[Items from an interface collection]
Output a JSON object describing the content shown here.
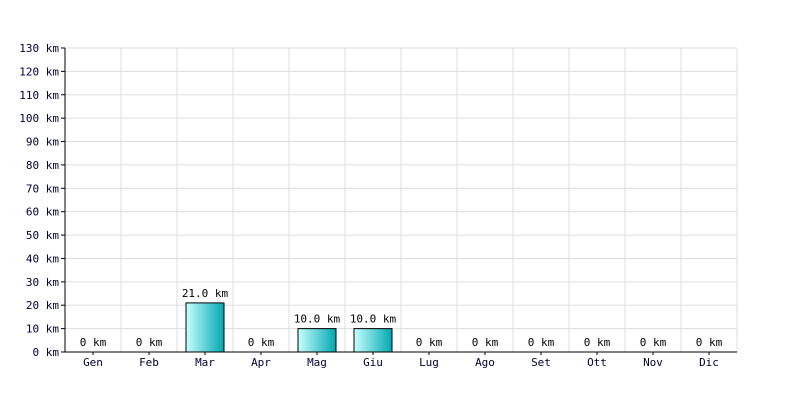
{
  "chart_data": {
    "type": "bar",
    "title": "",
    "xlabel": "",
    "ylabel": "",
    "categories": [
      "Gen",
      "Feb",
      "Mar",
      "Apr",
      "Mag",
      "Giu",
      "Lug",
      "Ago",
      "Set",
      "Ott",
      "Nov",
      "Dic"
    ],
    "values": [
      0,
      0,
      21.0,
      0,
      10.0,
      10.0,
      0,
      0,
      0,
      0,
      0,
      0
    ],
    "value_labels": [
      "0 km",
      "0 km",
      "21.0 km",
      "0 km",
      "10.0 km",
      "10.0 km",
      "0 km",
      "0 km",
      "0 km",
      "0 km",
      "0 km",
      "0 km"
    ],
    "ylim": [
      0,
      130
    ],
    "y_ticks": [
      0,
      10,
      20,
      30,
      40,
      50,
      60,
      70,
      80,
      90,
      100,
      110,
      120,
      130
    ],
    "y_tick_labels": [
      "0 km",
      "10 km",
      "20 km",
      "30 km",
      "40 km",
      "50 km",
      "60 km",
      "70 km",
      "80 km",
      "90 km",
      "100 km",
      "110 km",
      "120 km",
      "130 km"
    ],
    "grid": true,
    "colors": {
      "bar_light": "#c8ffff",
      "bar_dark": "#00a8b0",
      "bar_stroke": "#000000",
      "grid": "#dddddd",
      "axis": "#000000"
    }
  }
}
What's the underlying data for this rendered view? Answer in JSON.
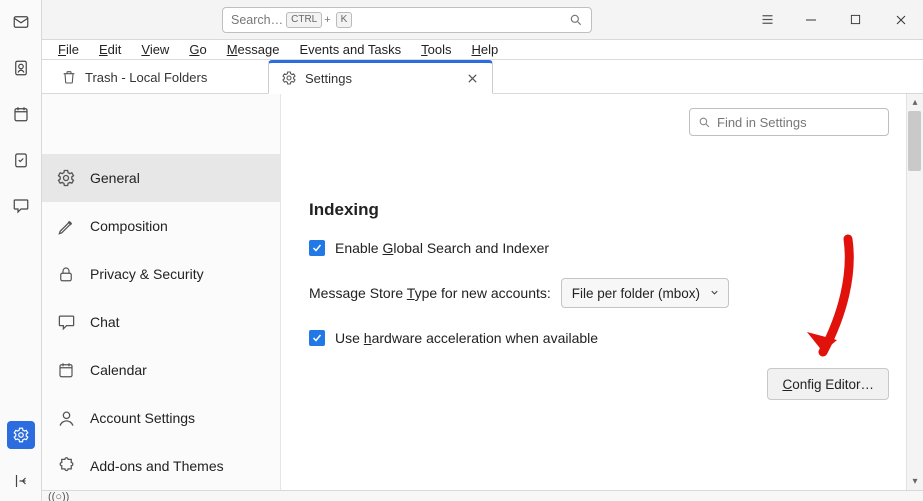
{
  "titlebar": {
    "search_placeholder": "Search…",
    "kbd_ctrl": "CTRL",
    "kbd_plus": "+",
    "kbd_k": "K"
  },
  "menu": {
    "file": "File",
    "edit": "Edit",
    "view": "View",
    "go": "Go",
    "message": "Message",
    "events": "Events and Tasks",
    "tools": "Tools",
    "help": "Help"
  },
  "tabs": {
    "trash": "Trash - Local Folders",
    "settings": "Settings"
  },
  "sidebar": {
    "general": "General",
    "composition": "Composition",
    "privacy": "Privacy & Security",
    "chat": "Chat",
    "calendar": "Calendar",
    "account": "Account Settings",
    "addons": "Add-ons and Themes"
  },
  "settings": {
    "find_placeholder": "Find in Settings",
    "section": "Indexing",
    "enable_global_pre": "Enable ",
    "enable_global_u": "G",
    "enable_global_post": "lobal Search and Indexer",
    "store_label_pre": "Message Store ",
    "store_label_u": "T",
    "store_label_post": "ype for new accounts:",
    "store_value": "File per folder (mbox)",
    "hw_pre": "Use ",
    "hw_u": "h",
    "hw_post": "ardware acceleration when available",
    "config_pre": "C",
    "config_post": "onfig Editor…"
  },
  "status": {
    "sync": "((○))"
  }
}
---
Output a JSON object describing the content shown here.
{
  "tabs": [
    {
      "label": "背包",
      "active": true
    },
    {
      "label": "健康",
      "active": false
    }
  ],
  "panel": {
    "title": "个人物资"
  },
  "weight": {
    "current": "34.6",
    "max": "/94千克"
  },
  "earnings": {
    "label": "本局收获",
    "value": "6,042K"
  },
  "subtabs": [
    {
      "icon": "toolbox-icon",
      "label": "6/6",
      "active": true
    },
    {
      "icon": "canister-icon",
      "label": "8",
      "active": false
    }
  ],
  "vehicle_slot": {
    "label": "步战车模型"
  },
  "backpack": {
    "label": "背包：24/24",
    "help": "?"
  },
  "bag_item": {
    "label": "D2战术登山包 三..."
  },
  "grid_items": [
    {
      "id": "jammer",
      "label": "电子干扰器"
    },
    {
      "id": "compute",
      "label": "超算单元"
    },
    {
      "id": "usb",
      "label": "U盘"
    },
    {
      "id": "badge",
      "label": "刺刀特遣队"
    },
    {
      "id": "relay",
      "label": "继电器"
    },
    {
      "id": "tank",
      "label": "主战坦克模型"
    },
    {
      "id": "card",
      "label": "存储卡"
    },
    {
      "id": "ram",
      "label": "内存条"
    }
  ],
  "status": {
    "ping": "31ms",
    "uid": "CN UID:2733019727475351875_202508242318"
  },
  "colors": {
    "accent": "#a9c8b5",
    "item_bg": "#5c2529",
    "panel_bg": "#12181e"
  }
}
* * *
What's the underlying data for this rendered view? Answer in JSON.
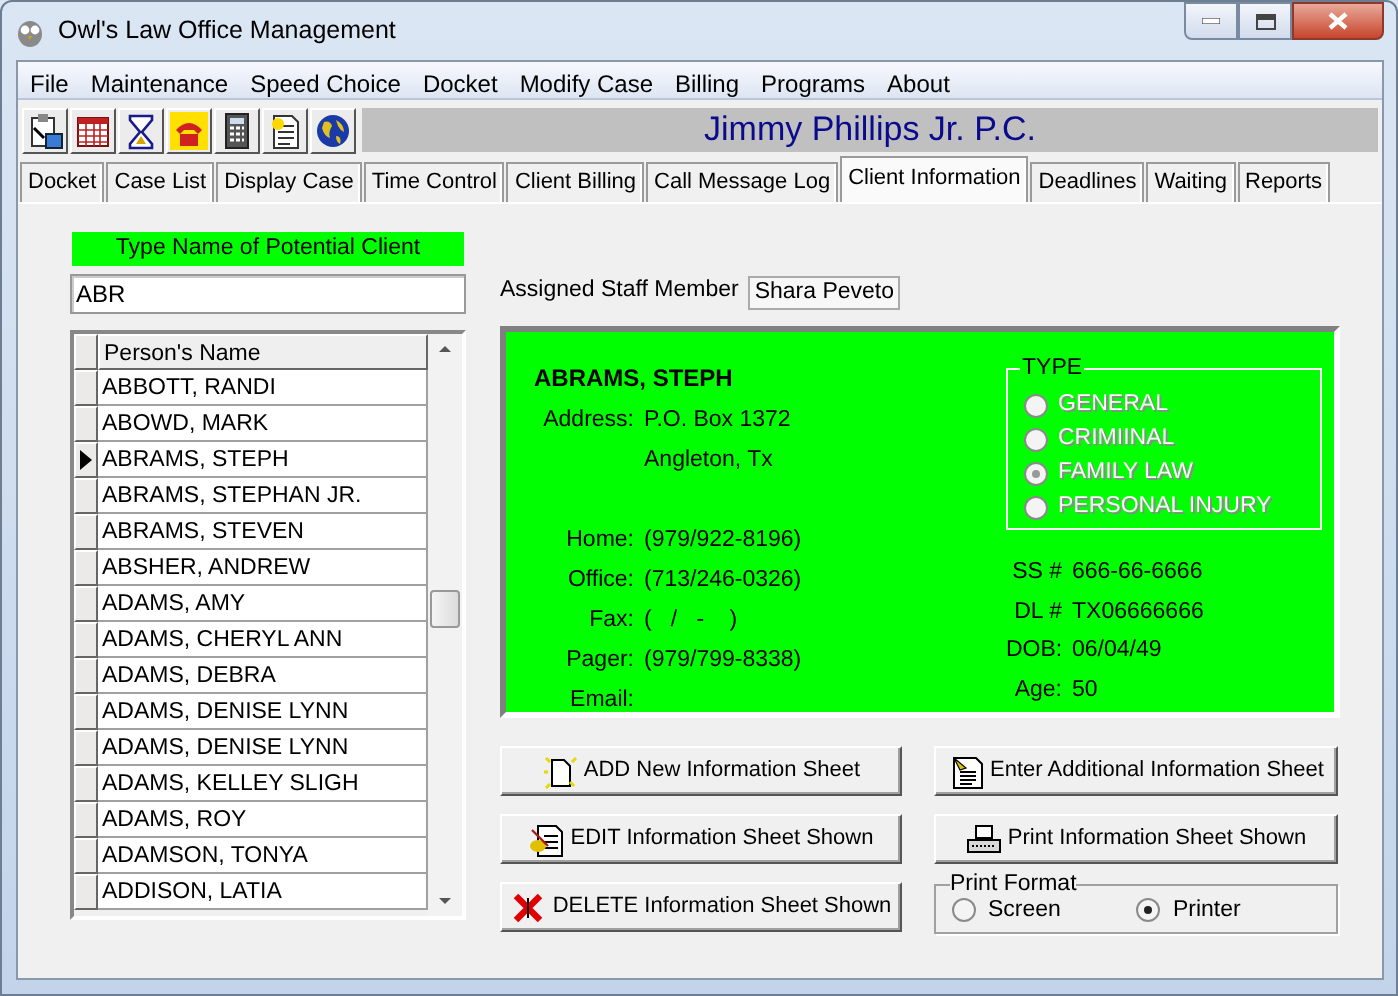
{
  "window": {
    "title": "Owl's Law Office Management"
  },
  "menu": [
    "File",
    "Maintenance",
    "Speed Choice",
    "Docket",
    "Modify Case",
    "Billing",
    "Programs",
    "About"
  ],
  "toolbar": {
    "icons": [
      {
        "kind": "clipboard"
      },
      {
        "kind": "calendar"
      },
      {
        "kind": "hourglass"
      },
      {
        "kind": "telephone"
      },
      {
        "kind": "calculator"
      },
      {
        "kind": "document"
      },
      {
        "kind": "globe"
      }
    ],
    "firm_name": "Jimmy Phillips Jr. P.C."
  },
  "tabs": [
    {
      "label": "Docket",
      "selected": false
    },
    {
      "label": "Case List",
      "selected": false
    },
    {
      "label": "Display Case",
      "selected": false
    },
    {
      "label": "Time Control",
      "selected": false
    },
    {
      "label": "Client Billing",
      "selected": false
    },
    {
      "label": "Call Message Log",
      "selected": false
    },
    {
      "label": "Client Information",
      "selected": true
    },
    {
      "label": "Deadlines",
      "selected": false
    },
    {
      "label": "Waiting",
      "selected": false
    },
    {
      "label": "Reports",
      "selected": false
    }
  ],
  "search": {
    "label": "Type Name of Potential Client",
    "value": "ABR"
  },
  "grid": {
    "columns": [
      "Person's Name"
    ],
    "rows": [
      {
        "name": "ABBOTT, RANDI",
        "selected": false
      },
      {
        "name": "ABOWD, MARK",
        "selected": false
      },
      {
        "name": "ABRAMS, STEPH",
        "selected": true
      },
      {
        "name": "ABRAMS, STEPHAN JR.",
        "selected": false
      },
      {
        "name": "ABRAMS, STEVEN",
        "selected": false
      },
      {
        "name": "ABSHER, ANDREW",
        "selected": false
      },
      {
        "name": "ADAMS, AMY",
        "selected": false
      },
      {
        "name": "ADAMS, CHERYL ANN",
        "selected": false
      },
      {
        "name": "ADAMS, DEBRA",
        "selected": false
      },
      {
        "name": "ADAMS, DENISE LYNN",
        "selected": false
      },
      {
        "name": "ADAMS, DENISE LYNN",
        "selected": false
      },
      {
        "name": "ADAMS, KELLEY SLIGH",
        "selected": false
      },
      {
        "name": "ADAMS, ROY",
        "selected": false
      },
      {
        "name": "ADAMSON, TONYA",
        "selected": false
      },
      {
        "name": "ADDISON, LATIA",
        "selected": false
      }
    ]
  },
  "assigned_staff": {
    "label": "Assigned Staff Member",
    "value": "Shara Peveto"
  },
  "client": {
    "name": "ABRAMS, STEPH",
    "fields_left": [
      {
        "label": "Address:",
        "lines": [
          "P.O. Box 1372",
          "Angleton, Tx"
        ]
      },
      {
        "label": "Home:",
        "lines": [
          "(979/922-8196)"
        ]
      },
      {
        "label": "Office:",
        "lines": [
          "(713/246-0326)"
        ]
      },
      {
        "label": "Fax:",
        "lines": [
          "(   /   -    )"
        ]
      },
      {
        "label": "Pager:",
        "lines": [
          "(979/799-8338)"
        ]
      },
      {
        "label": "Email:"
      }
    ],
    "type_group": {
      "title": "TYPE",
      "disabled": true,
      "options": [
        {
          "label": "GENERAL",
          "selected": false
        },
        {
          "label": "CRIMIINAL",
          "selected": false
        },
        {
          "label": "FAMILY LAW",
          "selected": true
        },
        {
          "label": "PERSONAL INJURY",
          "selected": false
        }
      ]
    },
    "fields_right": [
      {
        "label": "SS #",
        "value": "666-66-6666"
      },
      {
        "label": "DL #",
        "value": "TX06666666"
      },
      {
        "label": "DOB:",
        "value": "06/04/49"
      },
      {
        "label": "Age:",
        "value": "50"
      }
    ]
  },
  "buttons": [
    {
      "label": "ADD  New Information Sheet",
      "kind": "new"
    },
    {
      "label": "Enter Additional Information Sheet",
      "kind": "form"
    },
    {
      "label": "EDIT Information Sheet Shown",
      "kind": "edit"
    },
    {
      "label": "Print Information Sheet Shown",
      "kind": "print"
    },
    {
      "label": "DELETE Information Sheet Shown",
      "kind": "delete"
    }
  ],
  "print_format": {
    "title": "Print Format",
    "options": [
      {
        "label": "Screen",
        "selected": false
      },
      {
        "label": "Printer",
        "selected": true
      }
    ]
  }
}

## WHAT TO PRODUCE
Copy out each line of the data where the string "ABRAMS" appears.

## WRITTEN RESPONSE
        "name": "ABRAMS, STEPH",
        "name": "ABRAMS, STEPHAN JR.",
        "name": "ABRAMS, STEVEN",
    "name": "ABRAMS, STEPH",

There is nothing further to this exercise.